## WHAT YOU NEED TO DO
Copy out each line of the entries below in which the string "Trình" appears.

Records contained in a dataset
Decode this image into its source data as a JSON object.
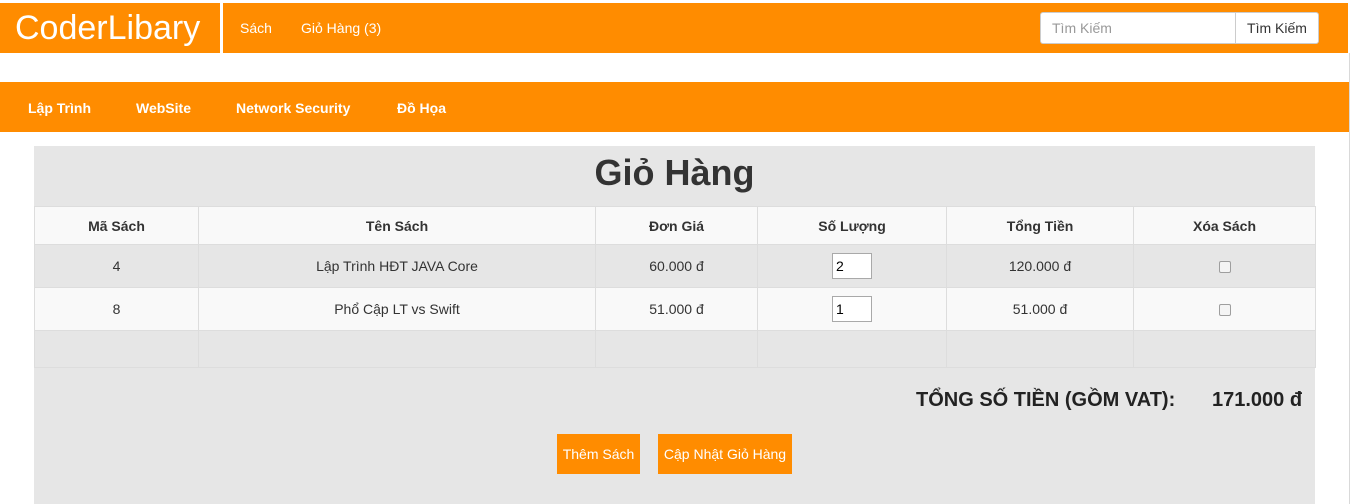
{
  "brand": {
    "title": "CoderLibary"
  },
  "topnav": {
    "books_label": "Sách",
    "cart_label": "Giỏ Hàng (3)"
  },
  "search": {
    "placeholder": "Tìm Kiếm",
    "button_label": "Tìm Kiếm",
    "value": ""
  },
  "categories": [
    {
      "label": "Lập Trình"
    },
    {
      "label": "WebSite"
    },
    {
      "label": "Network Security"
    },
    {
      "label": "Đồ Họa"
    }
  ],
  "cart": {
    "title": "Giỏ Hàng",
    "columns": [
      "Mã Sách",
      "Tên Sách",
      "Đơn Giá",
      "Số Lượng",
      "Tổng Tiền",
      "Xóa Sách"
    ],
    "rows": [
      {
        "id": "4",
        "name": "Lập Trình HĐT JAVA Core",
        "price": "60.000 đ",
        "qty": "2",
        "subtotal": "120.000 đ",
        "delete_checked": false
      },
      {
        "id": "8",
        "name": "Phổ Cập LT vs Swift",
        "price": "51.000 đ",
        "qty": "1",
        "subtotal": "51.000 đ",
        "delete_checked": false
      }
    ],
    "total_label": "TỔNG SỐ TIỀN (GỒM VAT):",
    "total_value": "171.000 đ",
    "add_button_label": "Thêm Sách",
    "update_button_label": "Cập Nhật Giỏ Hàng"
  },
  "colors": {
    "accent": "#ff8c00",
    "panel": "#e6e6e6",
    "stripe": "#f9f9f9"
  }
}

## YOUR SOLUTION
      "label": "Lập Trình"
        "name": "Lập Trình HĐT JAVA Core",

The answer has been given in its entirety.